I assume by what you mean as the GST Codes are those codes first included in the ORER's sometime after 1961 in the column AAR Car Type Code. (My copy of the April 1961 ORER does not have this column - my copy of the 1/1967 does.)

Some RR's had their own codes.

The first letter of the Mechanical Designations (used in the ORER's prior to 1920) were basically the same as the PRR's - designations for later car types like the covered hoppers diverged - the AAR designation was "LO" while the PRR considered just another "H" Hopper. At first, the Pennsy used uncapped "alpha" letters to differentiate different designs, but later adopted numbers to designate the different designs. During rebuildings, the Pennsy added an uncapped "alpha" digit to the original designation. And the PRR used no hyphens. This will keep Ben Hom off your back.

The ATSF's system capped the first letter of the car type and uncapped the final letter. For instance, "Bx" designated for a boxcar; "Rr" for a reefer; "Ga" for a Gondola, etc.. I don't know their classification for a Covered Hopper.

The NYC's reference was the Lot Number of the car when built with new lots being assigned sometimes during major rebuildings. After the Lot Number was a hyphen and the initial for the car type - "B" for Boxcar; "G" for Gon; "F" for Flat; "H" for Hoppers both Open-Top and Covered; etc.. This system may have been dandy for NYC's Mechanical Department's comprehension, but hell on others.

The B&M had a Lot System like the NYC's, but no one paid attention to it. It seemed like that some car accountant newly hired on a rainy day dreamed it up. No one used it, preferring to use the car numbers instead. Besides between 1899 and 1951, there were only 64 Lots anyway.
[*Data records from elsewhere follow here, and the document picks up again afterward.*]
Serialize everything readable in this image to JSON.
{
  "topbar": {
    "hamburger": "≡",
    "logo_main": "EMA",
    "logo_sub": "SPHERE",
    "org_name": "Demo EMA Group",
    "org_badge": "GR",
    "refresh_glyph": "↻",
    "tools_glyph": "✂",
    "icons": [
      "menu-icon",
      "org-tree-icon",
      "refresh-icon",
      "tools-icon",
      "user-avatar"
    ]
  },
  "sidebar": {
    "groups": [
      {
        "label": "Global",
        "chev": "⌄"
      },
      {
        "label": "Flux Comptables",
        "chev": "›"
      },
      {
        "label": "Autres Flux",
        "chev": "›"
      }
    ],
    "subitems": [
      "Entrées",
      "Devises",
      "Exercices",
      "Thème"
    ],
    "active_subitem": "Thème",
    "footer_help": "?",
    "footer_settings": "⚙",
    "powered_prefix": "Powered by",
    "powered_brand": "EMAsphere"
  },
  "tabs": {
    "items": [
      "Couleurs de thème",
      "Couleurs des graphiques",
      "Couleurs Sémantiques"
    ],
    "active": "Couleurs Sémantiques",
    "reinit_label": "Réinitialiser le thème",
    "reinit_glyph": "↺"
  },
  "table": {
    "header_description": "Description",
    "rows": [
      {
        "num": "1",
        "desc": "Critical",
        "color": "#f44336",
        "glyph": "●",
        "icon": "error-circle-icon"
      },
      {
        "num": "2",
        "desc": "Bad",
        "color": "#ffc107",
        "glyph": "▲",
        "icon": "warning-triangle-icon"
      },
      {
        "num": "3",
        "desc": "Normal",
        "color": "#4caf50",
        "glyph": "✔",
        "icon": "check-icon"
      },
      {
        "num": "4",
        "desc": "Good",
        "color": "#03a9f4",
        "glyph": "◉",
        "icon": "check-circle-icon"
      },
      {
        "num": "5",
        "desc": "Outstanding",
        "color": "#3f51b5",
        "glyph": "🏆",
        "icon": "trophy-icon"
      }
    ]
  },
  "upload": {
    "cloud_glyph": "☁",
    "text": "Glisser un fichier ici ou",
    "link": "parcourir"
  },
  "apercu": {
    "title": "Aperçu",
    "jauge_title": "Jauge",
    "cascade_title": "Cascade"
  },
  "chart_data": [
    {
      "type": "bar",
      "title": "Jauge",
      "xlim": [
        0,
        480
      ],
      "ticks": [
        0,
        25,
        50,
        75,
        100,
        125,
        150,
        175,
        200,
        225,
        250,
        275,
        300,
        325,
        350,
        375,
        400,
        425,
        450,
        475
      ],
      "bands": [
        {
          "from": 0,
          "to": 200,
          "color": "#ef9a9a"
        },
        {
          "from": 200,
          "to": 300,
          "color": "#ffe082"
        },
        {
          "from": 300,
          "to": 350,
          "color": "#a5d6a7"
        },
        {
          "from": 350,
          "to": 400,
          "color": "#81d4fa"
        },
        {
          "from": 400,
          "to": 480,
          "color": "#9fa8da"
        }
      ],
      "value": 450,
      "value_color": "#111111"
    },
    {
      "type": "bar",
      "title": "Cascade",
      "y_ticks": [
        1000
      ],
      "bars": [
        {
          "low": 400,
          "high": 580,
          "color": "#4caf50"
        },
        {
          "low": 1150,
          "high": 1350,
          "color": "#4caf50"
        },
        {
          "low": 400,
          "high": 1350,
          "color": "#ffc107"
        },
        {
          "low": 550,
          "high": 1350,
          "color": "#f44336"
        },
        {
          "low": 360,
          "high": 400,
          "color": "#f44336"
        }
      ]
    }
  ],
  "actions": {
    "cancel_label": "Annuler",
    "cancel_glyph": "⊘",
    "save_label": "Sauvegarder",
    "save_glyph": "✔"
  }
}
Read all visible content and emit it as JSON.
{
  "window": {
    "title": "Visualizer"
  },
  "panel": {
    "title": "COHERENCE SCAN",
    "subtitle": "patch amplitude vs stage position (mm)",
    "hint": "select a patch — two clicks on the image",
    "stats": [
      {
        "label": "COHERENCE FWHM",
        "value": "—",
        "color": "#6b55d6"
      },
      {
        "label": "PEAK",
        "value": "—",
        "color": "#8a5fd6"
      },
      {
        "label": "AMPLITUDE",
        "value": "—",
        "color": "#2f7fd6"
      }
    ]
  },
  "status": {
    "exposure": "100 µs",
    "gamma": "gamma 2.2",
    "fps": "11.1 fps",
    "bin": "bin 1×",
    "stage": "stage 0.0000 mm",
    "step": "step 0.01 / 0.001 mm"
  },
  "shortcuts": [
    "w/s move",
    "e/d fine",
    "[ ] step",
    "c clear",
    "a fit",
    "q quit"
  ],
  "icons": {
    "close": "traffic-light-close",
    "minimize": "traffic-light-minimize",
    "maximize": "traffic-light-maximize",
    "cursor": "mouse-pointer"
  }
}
Other roads had their own systems which I don't know as much (which ain't much) as the above. Many of the smaller roads just used the car numbers as their form of reference.

Operating personnel, particularly freight train conductors, had their own codes which they used in the wheel reports, switch lists, etc.. "A" for Automobile; "B" for Boxcar; "C" for a Coal or Coke Car; "D" or "DD" for Double Deck Stock Car (later "D" for Side Dump Car); "F" for Flat; "G" for Gon; "H" for Hoppers (sometimes later "CH" for Covered Hoppers); "R" for Reefers; "S" for Stock Cars; "T" for Tank Cars. This terminology was not universal as each individual seemed to have their own ideas of which variation to use. When I parse a wheel report, I pay little attention to these codes and rely more on the ORER's Mechanical Designation.

Hope this helps, Tim Gilbert

Join to automatically receive all group messages.